▶

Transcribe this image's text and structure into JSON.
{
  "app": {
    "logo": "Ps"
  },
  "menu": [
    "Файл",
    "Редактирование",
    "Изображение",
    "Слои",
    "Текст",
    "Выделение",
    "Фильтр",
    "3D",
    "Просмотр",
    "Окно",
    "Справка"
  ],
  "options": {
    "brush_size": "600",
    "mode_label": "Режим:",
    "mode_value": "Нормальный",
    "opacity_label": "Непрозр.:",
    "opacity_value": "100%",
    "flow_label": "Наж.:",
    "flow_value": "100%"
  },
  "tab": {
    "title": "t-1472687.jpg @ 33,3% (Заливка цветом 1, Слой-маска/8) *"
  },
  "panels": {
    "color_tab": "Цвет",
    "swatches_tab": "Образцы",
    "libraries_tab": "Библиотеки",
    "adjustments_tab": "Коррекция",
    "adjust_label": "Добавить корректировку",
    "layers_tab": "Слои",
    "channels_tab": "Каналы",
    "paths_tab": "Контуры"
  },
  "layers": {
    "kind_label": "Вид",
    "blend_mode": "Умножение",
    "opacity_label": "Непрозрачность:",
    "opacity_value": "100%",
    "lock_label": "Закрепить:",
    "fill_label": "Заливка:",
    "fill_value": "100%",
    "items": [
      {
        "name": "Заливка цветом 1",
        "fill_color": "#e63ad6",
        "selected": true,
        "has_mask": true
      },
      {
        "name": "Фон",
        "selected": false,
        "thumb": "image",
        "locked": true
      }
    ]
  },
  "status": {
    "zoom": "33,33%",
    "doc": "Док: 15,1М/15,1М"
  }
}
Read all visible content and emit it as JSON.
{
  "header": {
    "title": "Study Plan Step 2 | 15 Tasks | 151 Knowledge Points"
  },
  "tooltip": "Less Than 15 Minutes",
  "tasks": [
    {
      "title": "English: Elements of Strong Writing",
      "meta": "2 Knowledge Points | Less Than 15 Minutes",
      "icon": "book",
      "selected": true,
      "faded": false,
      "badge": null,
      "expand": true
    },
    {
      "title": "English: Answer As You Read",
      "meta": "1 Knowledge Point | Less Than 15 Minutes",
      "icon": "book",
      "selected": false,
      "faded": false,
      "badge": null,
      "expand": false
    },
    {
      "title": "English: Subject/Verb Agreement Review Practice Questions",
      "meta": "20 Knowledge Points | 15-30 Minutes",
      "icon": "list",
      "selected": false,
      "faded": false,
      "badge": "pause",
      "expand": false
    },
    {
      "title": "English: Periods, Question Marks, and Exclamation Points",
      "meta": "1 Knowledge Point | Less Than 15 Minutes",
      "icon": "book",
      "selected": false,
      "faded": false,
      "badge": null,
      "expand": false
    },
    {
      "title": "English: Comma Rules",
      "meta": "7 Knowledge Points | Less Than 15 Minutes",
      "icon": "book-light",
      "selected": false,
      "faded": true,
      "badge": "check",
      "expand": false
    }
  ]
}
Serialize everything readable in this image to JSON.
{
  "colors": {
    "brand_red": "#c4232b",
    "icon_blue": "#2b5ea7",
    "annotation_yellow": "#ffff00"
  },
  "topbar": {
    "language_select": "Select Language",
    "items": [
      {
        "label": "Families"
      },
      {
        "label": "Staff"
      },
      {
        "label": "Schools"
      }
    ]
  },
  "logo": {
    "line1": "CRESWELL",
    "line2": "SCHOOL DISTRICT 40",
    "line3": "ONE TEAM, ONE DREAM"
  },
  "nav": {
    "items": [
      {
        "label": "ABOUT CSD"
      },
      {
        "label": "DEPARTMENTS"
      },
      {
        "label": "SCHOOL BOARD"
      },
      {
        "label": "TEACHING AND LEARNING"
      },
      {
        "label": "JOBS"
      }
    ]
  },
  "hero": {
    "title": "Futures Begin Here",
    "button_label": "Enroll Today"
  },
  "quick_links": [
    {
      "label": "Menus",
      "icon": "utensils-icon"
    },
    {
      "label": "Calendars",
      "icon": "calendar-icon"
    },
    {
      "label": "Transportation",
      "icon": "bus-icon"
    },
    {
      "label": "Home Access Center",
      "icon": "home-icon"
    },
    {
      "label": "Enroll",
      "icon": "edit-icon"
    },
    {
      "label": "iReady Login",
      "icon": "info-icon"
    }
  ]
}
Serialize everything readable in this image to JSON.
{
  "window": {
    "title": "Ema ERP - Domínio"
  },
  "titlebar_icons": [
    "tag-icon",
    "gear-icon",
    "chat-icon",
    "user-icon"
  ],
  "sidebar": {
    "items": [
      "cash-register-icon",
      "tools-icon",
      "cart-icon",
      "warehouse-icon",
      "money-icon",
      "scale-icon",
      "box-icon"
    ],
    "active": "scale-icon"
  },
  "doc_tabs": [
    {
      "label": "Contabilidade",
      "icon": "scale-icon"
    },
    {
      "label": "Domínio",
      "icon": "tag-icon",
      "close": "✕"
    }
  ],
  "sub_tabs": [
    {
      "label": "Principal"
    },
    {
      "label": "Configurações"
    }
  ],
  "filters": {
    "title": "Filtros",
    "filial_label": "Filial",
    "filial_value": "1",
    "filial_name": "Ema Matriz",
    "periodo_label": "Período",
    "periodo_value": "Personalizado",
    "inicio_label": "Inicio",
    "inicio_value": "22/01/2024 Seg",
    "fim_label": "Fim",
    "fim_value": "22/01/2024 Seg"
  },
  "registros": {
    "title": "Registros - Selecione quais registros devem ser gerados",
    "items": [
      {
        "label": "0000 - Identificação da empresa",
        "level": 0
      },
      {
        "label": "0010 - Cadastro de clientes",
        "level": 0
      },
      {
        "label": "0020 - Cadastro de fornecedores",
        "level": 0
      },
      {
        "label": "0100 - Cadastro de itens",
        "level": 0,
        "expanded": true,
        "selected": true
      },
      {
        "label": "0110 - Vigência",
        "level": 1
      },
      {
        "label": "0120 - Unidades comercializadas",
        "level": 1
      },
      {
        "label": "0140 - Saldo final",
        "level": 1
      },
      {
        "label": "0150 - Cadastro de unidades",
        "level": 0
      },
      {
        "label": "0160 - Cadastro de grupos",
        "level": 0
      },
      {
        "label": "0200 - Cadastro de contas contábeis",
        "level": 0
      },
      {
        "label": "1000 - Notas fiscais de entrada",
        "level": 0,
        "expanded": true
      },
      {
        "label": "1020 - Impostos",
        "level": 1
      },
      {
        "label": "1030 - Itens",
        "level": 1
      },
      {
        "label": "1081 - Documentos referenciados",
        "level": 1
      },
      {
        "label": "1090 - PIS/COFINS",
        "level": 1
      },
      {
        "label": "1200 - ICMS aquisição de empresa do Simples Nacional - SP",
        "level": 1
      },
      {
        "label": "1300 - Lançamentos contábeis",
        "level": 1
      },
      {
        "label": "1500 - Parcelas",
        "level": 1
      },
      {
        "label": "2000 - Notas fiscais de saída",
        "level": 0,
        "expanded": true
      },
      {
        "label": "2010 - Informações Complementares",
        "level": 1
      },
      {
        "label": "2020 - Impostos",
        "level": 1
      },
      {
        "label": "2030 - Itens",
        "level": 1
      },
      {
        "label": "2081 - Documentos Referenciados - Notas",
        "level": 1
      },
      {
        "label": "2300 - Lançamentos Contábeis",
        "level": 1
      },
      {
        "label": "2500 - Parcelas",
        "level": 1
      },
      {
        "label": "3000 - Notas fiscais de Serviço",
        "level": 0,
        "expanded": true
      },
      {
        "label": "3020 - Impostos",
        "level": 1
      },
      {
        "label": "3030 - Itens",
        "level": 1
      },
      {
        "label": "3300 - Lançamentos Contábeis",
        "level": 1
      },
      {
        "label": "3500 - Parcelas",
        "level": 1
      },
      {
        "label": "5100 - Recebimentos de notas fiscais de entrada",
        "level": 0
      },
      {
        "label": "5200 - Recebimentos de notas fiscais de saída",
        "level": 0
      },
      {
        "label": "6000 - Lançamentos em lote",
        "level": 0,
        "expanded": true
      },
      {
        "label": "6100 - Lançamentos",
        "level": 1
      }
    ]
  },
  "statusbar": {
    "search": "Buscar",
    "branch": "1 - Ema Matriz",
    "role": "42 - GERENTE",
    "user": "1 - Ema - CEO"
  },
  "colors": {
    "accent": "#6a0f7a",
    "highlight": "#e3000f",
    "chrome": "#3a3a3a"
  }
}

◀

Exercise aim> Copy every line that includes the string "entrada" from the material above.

Answer to this exercise>
        "label": "1000 - Notas fiscais de entrada",
        "label": "5100 - Recebimentos de notas fiscais de entrada",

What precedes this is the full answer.